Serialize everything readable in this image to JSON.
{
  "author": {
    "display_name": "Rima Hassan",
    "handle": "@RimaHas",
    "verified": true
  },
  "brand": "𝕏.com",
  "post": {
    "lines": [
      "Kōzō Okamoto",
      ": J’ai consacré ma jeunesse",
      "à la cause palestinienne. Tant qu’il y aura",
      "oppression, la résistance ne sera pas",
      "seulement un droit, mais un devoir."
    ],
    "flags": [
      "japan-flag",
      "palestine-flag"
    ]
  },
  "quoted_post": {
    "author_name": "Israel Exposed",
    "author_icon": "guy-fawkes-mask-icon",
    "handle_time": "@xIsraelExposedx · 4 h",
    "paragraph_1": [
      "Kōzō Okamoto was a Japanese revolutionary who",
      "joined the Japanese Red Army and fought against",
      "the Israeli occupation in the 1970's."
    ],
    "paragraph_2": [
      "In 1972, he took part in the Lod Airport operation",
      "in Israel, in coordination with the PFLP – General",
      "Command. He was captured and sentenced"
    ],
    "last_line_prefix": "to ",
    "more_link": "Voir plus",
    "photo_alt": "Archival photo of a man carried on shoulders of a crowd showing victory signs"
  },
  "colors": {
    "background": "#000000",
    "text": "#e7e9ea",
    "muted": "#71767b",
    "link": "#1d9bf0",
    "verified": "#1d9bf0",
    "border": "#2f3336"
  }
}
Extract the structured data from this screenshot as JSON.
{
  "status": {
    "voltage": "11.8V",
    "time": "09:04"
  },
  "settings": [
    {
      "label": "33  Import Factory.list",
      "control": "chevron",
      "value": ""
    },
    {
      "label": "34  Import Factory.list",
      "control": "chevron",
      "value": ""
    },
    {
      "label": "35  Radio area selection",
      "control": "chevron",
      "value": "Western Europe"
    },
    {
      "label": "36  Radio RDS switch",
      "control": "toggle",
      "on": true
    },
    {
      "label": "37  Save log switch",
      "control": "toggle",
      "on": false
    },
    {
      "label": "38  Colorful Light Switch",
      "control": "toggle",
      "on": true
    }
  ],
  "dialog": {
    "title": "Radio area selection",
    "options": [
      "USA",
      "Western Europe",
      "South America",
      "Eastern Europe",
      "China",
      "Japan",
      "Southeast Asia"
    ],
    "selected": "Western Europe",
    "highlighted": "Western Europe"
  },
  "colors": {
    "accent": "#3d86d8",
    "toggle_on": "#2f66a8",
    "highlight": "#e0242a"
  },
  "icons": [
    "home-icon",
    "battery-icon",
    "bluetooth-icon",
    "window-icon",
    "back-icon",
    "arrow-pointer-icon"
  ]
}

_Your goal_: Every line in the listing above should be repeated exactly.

_Task answer_:
Serialize everything readable in this image to JSON.
{
  "author": {
    "display_name": "Rima Hassan",
    "handle": "@RimaHas",
    "verified": true
  },
  "brand": "𝕏.com",
  "post": {
    "lines": [
      "Kōzō Okamoto",
      ": J’ai consacré ma jeunesse",
      "à la cause palestinienne. Tant qu’il y aura",
      "oppression, la résistance ne sera pas",
      "seulement un droit, mais un devoir."
    ],
    "flags": [
      "japan-flag",
      "palestine-flag"
    ]
  },
  "quoted_post": {
    "author_name": "Israel Exposed",
    "author_icon": "guy-fawkes-mask-icon",
    "handle_time": "@xIsraelExposedx · 4 h",
    "paragraph_1": [
      "Kōzō Okamoto was a Japanese revolutionary who",
      "joined the Japanese Red Army and fought against",
      "the Israeli occupation in the 1970's."
    ],
    "paragraph_2": [
      "In 1972, he took part in the Lod Airport operation",
      "in Israel, in coordination with the PFLP – General",
      "Command. He was captured and sentenced"
    ],
    "last_line_prefix": "to ",
    "more_link": "Voir plus",
    "photo_alt": "Archival photo of a man carried on shoulders of a crowd showing victory signs"
  },
  "colors": {
    "background": "#000000",
    "text": "#e7e9ea",
    "muted": "#71767b",
    "link": "#1d9bf0",
    "verified": "#1d9bf0",
    "border": "#2f3336"
  }
}
Extract the structured data from this screenshot as JSON.
{
  "status": {
    "voltage": "11.8V",
    "time": "09:04"
  },
  "settings": [
    {
      "label": "33  Import Factory.list",
      "control": "chevron",
      "value": ""
    },
    {
      "label": "34  Import Factory.list",
      "control": "chevron",
      "value": ""
    },
    {
      "label": "35  Radio area selection",
      "control": "chevron",
      "value": "Western Europe"
    },
    {
      "label": "36  Radio RDS switch",
      "control": "toggle",
      "on": true
    },
    {
      "label": "37  Save log switch",
      "control": "toggle",
      "on": false
    },
    {
      "label": "38  Colorful Light Switch",
      "control": "toggle",
      "on": true
    }
  ],
  "dialog": {
    "title": "Radio area selection",
    "options": [
      "USA",
      "Western Europe",
      "South America",
      "Eastern Europe",
      "China",
      "Japan",
      "Southeast Asia"
    ],
    "selected": "Western Europe",
    "highlighted": "Western Europe"
  },
  "colors": {
    "accent": "#3d86d8",
    "toggle_on": "#2f66a8",
    "highlight": "#e0242a"
  },
  "icons": [
    "home-icon",
    "battery-icon",
    "bluetooth-icon",
    "window-icon",
    "back-icon",
    "arrow-pointer-icon"
  ]
}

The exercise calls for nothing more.